Today some call her “the holy mother” and revere her as a saint. But 2000 years ago, Mary saw herself as only an ordinary, faceless, fame-less, Israelite girl.
- She came from Nazareth (a town of which people said, “Can anything good come from Nazareth?!)
- Nazareth was in the region of Galilee (an area of which people said, “No one special has ever come from Galilee)
- She was pledged to be married (probably a marriage that she had no say in)
- And she was a young teenager
What did Mary think of herself? We can infer her self-image from what went on her mind when God’s angel greeted her with the words, “Greetings, you who are highly favored! The Lord is with you.”
She was greatly troubled and wondered what kind of greeting this might be. Psychologists today would describe Mary’s response as inner dissonance—the feeling that something is not quite right, but she couldn’t put her finger on exactly what was wrong. The phrase greatly troubled is a single Greek word which means agitated and perplexed by doubts.
In short: the way the angel greeted Mary didn’t jive with the way Mary saw herself.
Mary, like many of us still today, didn’t think she was worthy of God’s attention, let alone His special blessings.
But the word the angel used when he said she was highly favored is a wonderful word! It’s root word is grace, and it only appears twice in the New Testament. This word means God’s grace which is constantly reaching out to us, even when we’re unaware of it. Look at the other passage where this word is used—
God decided in advance to adopt us into His own family by bringing us to Himself through Jesus Christ. This is what He wanted to do, and it gave Him great pleasure. So we praise God for the glorious grace He has poured out on us who belong to His dear Son. (Ephesians 1:5-6, NLT)
How amazing! God wants to adopt you… it’s something that brings Him great pleasure, so He constantly pours out the blessing of His grace on us!!
Are you worthy of God’s favor? YES!! Not because you did anything to earn it, but because Jesus paid the price for you on the Cross.
Now you need to respond the way Mary did. The angel told Mary to “Fear Not!” The verb tense implies that Mary needed to stop fretting about her (un)worthiness, and simply accept the grace that God was extending to her. In other words, she needed to see herself as God saw her.
Mary’s response should be our response: “I am the Lord’s servant. May it be to me as you have said.”

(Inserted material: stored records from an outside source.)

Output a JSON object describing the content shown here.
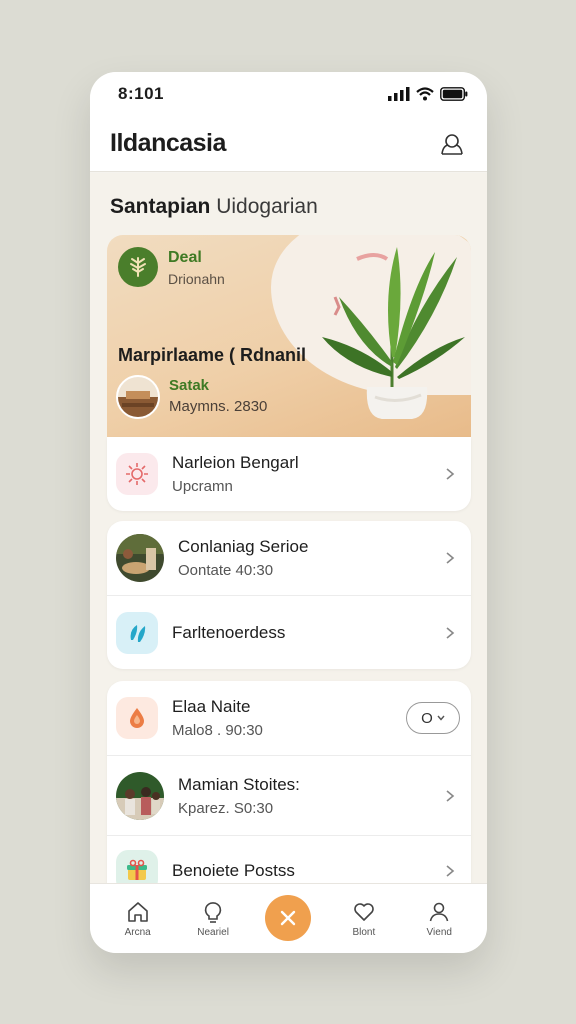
{
  "status_bar": {
    "time": "8:101"
  },
  "app_bar": {
    "title": "Ildancasia",
    "profile_icon": "profile-icon"
  },
  "section": {
    "title_bold": "Santapian",
    "title_regular": "Uidogarian"
  },
  "hero": {
    "deal_label": "Deal",
    "deal_sub": "Drionahn",
    "headline": "Marpirlaame ( Rdnanil",
    "tag": "Satak",
    "meta": "Maymns. 2830",
    "colors": {
      "deal_green": "#3f7a24",
      "badge_green": "#4a7e2b",
      "sand": "#efcfa8"
    }
  },
  "group1": [
    {
      "title": "Narleion Bengarl",
      "subtitle": "Upcramn",
      "icon": "sun-flower-icon"
    }
  ],
  "group2": [
    {
      "title": "Conlaniag Serioe",
      "subtitle": "Oontate 40:30",
      "icon": "cafe-photo"
    },
    {
      "title": "Farltenoerdess",
      "subtitle": "",
      "icon": "leaf-icon"
    }
  ],
  "group3": [
    {
      "title": "Elaa Naite",
      "subtitle": "Malo8 . 90:30",
      "icon": "drop-icon",
      "control": "O"
    },
    {
      "title": "Mamian Stoites:",
      "subtitle": "Kparez. S0:30",
      "icon": "people-photo"
    },
    {
      "title": "Benoiete Postss",
      "subtitle": "",
      "icon": "gift-icon"
    }
  ],
  "tab_bar": {
    "tabs": [
      {
        "label": "Arcna",
        "icon": "home-icon"
      },
      {
        "label": "Neariel",
        "icon": "bulb-icon"
      },
      {
        "label": "",
        "icon": "close-icon"
      },
      {
        "label": "Blont",
        "icon": "heart-icon"
      },
      {
        "label": "Viend",
        "icon": "user-icon"
      }
    ],
    "accent": "#f0a04e"
  }
}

Join me next Sunday as we look at the third “Fear Not!” statement in the Christmas story (a recap of the first “Fear Not” message can be found by clicking here).